Assignment: Look through the records below for the word "description". Report how many lines have it, and only that number.

Given entries:
──────────

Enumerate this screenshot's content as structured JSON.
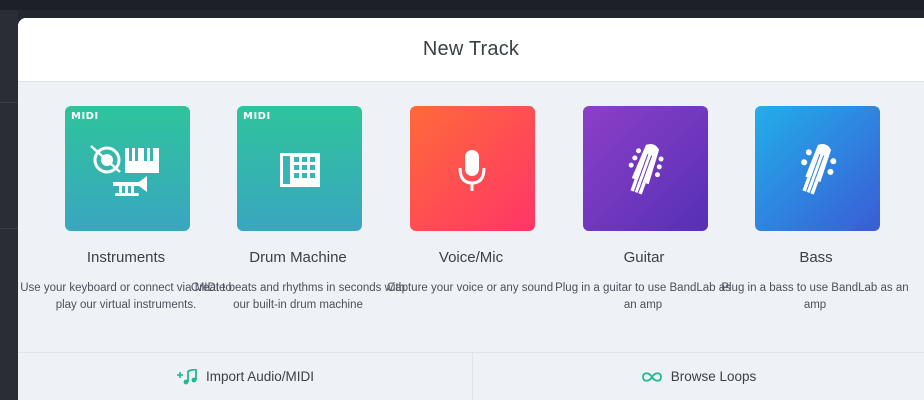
{
  "dialog": {
    "title": "New Track"
  },
  "options": [
    {
      "title": "Instruments",
      "description": "Use your keyboard or connect via MIDI to play our virtual instruments.",
      "badge": "MIDI",
      "icon": "piano-drum-trumpet-icon"
    },
    {
      "title": "Drum Machine",
      "description": "Create beats and rhythms in seconds with our built-in drum machine",
      "badge": "MIDI",
      "icon": "drum-pads-icon"
    },
    {
      "title": "Voice/Mic",
      "description": "Capture your voice or any sound",
      "icon": "microphone-icon"
    },
    {
      "title": "Guitar",
      "description": "Plug in a guitar to use BandLab as an amp",
      "icon": "guitar-headstock-icon"
    },
    {
      "title": "Bass",
      "description": "Plug in a bass to use BandLab as an amp",
      "icon": "bass-headstock-icon"
    }
  ],
  "footer": {
    "import_label": "Import Audio/MIDI",
    "browse_label": "Browse Loops",
    "import_icon": "music-note-plus-icon",
    "browse_icon": "infinity-icon"
  },
  "colors": {
    "instruments": [
      "#2ec49c",
      "#3aa6c0"
    ],
    "drum_machine": [
      "#2ec49c",
      "#3aa6c0"
    ],
    "voice": [
      "#ff5a3c",
      "#ff3a63"
    ],
    "guitar": [
      "#8a3bc5",
      "#5a2fb8"
    ],
    "bass": [
      "#23a8e8",
      "#3760d8"
    ],
    "accent_green": "#1fb892"
  }
}
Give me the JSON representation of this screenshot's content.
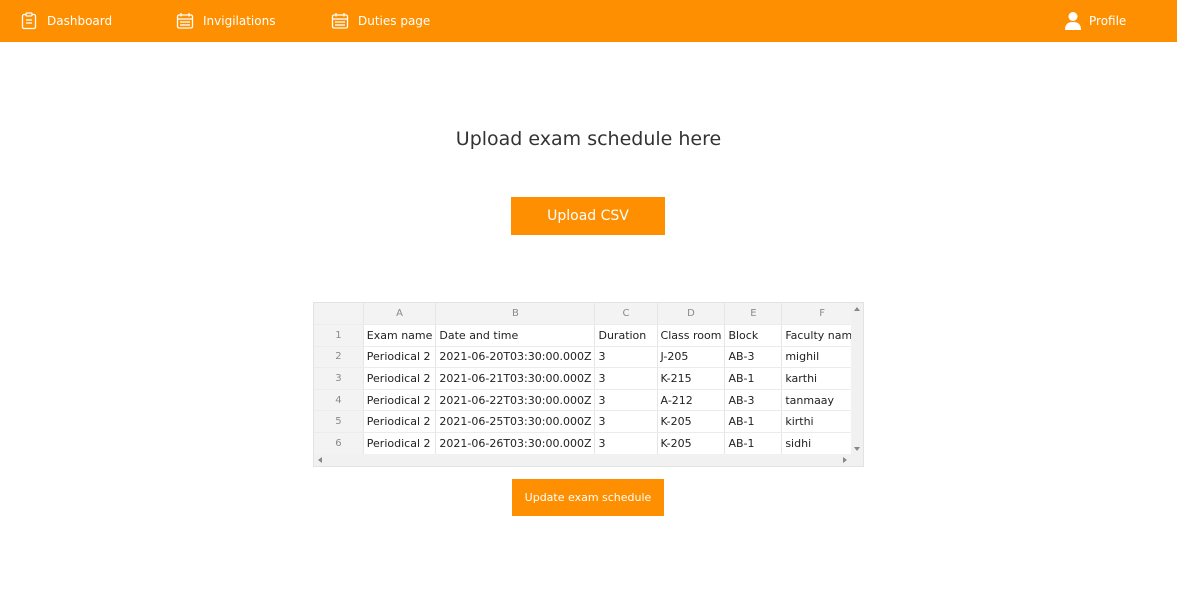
{
  "nav": {
    "dashboard": {
      "label": "Dashboard",
      "icon": "clipboard-icon"
    },
    "invigilations": {
      "label": "Invigilations",
      "icon": "calendar-icon"
    },
    "duties": {
      "label": "Duties page",
      "icon": "calendar-icon"
    },
    "profile": {
      "label": "Profile",
      "icon": "user-icon"
    }
  },
  "main": {
    "title": "Upload exam schedule here",
    "upload_button": "Upload CSV",
    "update_button": "Update exam schedule"
  },
  "sheet": {
    "columns": [
      "A",
      "B",
      "C",
      "D",
      "E",
      "F"
    ],
    "rows": [
      {
        "num": "1",
        "cells": [
          "Exam name",
          "Date and time",
          "Duration",
          "Class room",
          "Block",
          "Faculty name"
        ]
      },
      {
        "num": "2",
        "cells": [
          "Periodical 2",
          "2021-06-20T03:30:00.000Z",
          "3",
          "J-205",
          "AB-3",
          "mighil"
        ]
      },
      {
        "num": "3",
        "cells": [
          "Periodical 2",
          "2021-06-21T03:30:00.000Z",
          "3",
          "K-215",
          "AB-1",
          "karthi"
        ]
      },
      {
        "num": "4",
        "cells": [
          "Periodical 2",
          "2021-06-22T03:30:00.000Z",
          "3",
          "A-212",
          "AB-3",
          "tanmaay"
        ]
      },
      {
        "num": "5",
        "cells": [
          "Periodical 2",
          "2021-06-25T03:30:00.000Z",
          "3",
          "K-205",
          "AB-1",
          "kirthi"
        ]
      },
      {
        "num": "6",
        "cells": [
          "Periodical 2",
          "2021-06-26T03:30:00.000Z",
          "3",
          "K-205",
          "AB-1",
          "sidhi"
        ]
      }
    ]
  },
  "colors": {
    "accent": "#fe8f00",
    "header_bg": "#f3f3f3"
  }
}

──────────

Problem solution: 5